Check every line of the entries below for "digital", and copy the lines that have it.

:: Data listing

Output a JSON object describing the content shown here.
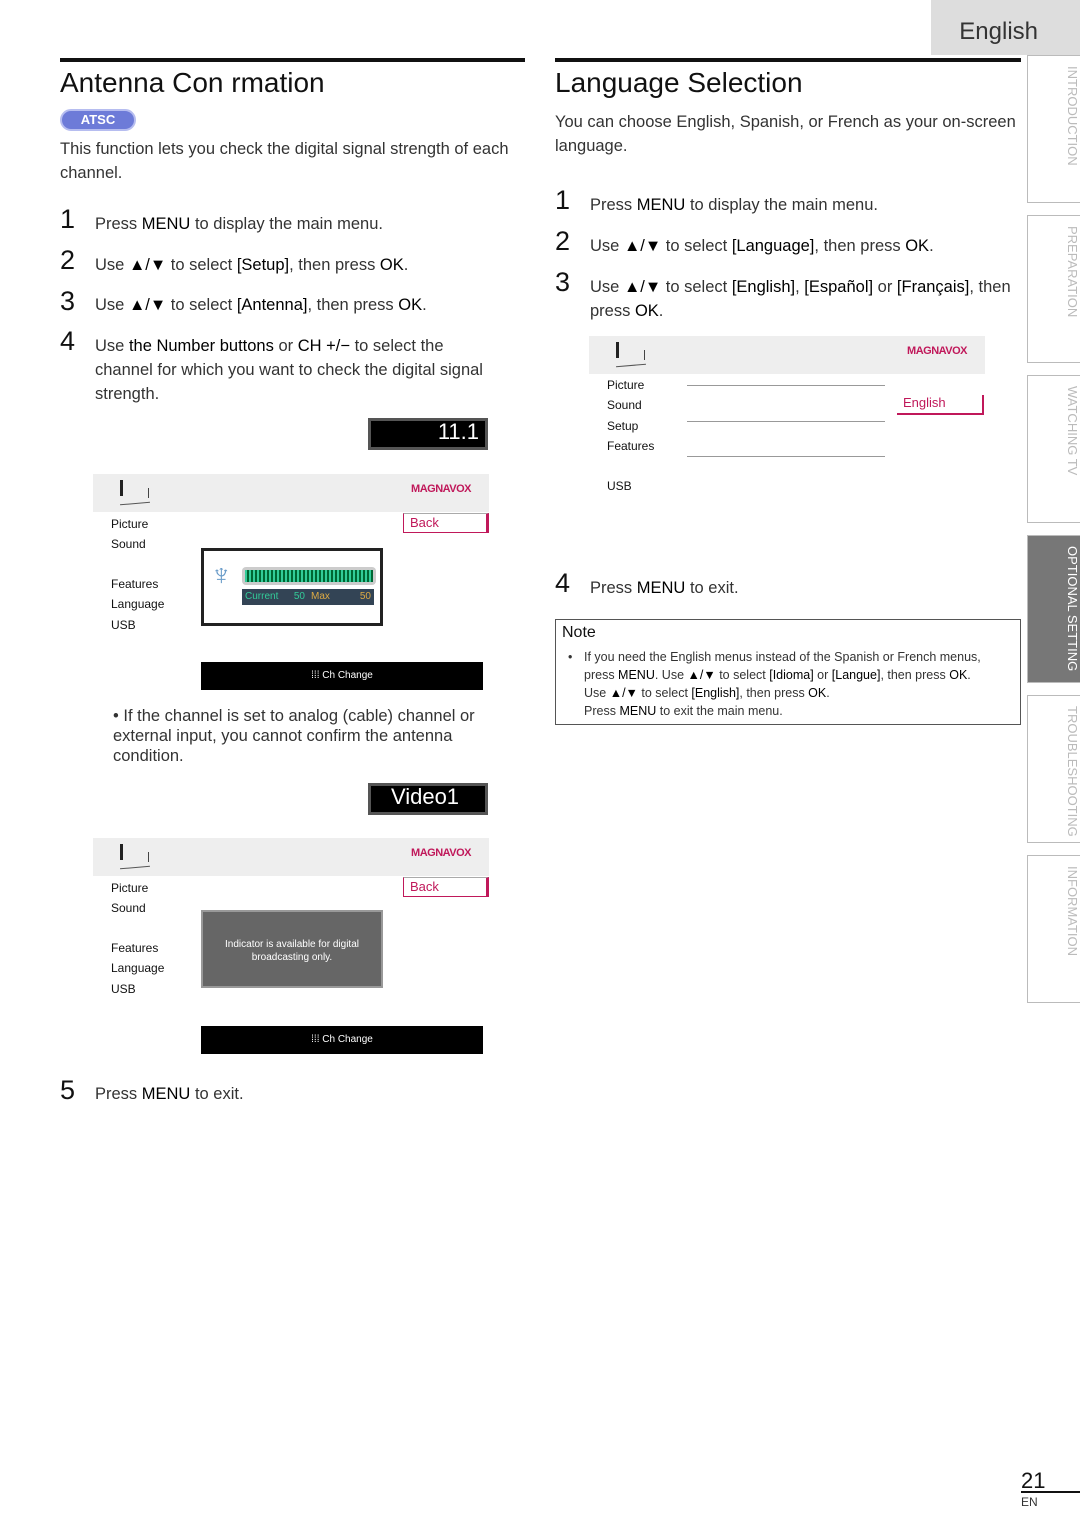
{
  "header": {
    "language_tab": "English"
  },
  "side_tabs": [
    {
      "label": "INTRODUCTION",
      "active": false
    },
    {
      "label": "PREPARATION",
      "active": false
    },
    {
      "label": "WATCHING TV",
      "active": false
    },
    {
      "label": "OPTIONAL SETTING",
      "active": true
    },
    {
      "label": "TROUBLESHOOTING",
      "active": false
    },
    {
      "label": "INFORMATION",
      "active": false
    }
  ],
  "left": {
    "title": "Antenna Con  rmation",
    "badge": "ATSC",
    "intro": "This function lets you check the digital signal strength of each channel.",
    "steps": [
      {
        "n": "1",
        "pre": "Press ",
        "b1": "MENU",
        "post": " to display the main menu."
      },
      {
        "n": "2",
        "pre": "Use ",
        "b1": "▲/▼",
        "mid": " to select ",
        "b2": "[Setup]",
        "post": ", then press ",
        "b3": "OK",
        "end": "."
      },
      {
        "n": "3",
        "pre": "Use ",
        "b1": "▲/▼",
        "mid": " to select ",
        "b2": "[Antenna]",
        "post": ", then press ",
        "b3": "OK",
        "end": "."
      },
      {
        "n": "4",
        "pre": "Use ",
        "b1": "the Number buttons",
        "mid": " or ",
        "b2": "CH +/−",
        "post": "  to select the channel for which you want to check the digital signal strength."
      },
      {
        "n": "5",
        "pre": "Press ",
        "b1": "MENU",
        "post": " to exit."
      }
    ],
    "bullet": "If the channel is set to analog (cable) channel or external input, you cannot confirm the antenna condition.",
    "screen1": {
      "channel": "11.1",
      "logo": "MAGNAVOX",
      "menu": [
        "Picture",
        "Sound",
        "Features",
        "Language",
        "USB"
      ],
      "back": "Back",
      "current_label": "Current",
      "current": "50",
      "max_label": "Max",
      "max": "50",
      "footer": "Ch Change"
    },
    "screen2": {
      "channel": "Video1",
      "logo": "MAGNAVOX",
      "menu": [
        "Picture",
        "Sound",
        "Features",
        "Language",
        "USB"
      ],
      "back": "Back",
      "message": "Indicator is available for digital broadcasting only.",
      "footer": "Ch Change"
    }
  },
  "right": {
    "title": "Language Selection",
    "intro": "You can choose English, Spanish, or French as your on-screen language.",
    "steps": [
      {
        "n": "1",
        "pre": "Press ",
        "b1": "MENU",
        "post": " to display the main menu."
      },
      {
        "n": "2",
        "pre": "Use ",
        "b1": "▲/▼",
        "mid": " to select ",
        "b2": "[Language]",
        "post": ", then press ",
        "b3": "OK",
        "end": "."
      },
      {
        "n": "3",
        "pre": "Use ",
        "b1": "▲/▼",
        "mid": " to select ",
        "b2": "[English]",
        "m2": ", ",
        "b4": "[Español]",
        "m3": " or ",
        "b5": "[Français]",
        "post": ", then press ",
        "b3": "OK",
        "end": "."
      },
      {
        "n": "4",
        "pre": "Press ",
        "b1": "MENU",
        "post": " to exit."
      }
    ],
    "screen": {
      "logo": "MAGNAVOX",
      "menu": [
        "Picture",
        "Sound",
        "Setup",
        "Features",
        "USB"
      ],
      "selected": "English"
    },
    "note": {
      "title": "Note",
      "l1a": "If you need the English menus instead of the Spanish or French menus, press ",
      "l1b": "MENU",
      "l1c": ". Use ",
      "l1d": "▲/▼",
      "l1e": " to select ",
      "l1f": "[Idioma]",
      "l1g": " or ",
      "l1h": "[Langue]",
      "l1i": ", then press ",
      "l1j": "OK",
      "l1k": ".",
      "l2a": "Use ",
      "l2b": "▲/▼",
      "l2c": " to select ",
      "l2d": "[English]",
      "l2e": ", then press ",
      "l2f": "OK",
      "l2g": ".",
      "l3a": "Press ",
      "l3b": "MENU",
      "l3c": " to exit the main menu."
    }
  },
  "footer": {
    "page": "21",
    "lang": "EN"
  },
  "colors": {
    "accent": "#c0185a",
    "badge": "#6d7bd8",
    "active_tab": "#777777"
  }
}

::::
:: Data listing

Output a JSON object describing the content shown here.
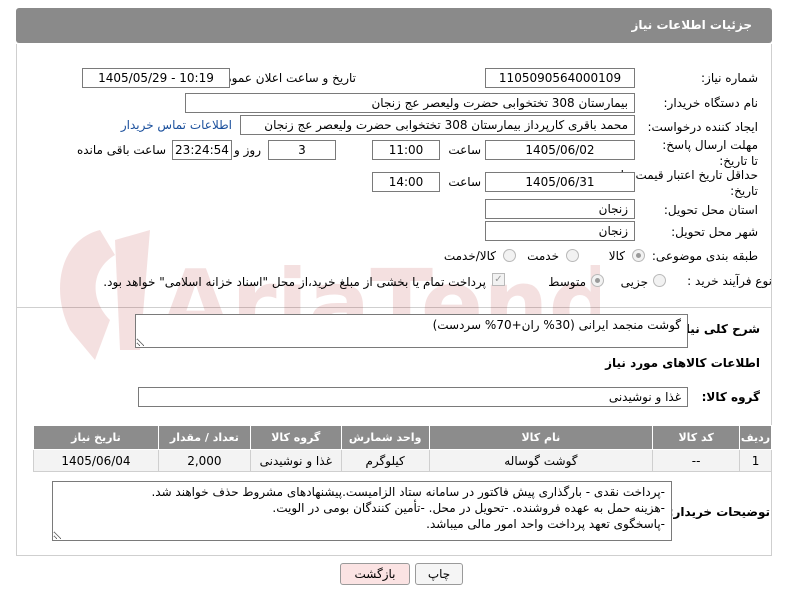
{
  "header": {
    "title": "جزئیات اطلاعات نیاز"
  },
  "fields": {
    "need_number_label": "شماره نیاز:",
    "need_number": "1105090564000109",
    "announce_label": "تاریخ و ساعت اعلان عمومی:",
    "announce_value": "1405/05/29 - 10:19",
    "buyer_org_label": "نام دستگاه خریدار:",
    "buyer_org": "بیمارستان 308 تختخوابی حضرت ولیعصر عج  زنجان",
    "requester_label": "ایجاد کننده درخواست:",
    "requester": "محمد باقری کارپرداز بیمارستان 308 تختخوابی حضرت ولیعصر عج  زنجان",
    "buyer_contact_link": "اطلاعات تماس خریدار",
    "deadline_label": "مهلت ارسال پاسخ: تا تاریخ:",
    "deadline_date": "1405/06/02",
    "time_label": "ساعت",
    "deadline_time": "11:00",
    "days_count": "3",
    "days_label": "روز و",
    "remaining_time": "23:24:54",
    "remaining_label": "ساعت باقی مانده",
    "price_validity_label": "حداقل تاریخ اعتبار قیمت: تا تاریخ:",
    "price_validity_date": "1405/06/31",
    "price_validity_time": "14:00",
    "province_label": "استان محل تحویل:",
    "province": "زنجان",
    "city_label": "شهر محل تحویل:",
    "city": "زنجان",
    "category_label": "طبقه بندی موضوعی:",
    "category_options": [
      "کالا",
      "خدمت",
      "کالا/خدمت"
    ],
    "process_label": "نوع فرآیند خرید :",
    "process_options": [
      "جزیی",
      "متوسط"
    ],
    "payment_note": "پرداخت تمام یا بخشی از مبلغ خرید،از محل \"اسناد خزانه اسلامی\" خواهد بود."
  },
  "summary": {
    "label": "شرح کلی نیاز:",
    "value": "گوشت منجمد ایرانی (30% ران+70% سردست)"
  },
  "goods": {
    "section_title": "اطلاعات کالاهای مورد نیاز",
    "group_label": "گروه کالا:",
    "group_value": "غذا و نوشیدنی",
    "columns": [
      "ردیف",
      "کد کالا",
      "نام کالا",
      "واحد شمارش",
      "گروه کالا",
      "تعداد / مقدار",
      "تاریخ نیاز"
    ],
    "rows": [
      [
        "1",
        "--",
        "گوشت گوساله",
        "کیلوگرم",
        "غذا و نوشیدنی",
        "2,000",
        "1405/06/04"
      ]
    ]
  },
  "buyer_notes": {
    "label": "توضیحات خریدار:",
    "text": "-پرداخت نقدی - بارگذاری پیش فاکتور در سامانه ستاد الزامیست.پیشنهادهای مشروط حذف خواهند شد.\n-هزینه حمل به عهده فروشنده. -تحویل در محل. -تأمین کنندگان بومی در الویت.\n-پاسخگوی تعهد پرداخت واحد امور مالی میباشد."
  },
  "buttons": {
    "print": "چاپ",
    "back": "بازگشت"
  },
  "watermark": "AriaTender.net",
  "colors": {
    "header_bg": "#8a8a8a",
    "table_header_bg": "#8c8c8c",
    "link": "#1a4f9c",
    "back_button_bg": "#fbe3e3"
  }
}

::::
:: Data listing

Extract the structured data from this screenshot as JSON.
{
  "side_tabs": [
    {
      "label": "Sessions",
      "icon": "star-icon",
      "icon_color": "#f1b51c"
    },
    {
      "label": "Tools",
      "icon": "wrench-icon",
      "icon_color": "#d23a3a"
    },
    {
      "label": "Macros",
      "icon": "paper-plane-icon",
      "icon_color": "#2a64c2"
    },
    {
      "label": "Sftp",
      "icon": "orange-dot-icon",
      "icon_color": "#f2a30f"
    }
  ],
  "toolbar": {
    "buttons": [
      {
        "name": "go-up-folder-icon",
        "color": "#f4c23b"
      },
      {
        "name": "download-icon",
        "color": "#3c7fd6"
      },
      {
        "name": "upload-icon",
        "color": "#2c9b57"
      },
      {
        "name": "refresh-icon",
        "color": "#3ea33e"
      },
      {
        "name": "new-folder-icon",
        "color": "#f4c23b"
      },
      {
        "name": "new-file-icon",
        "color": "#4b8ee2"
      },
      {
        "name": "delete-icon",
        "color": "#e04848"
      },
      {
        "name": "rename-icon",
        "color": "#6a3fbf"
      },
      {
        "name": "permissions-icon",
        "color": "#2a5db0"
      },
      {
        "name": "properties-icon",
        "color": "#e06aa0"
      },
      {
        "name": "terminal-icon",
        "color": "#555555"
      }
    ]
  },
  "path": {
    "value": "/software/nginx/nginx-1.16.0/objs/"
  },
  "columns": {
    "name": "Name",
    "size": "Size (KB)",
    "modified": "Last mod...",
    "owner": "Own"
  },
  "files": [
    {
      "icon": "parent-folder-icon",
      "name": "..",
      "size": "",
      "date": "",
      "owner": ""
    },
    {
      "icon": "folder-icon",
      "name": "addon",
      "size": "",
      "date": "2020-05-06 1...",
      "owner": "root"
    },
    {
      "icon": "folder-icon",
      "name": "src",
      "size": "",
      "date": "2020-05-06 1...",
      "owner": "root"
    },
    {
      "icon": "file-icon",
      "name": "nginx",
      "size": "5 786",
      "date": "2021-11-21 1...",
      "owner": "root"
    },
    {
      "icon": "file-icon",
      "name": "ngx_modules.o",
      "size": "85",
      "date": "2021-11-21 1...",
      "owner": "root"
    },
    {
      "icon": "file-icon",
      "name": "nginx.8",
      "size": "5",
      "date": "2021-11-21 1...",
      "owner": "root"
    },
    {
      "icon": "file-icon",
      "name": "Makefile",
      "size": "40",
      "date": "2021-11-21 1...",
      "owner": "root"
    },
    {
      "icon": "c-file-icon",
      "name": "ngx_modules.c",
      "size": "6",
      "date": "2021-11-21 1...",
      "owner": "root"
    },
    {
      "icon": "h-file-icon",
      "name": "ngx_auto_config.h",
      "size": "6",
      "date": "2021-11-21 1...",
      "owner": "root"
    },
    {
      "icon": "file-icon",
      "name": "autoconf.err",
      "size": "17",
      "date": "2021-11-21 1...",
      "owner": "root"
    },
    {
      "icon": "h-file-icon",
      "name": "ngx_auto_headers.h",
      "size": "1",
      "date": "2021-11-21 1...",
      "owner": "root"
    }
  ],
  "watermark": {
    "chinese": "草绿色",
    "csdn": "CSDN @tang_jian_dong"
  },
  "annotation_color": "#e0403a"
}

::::

▸ **Completed exercise**
    "intro": "This function lets you check the digital signal strength of each channel.",
        "post": "  to select the channel for which you want to check the digital signal strength."
      "message": "Indicator is available for digital broadcasting only.",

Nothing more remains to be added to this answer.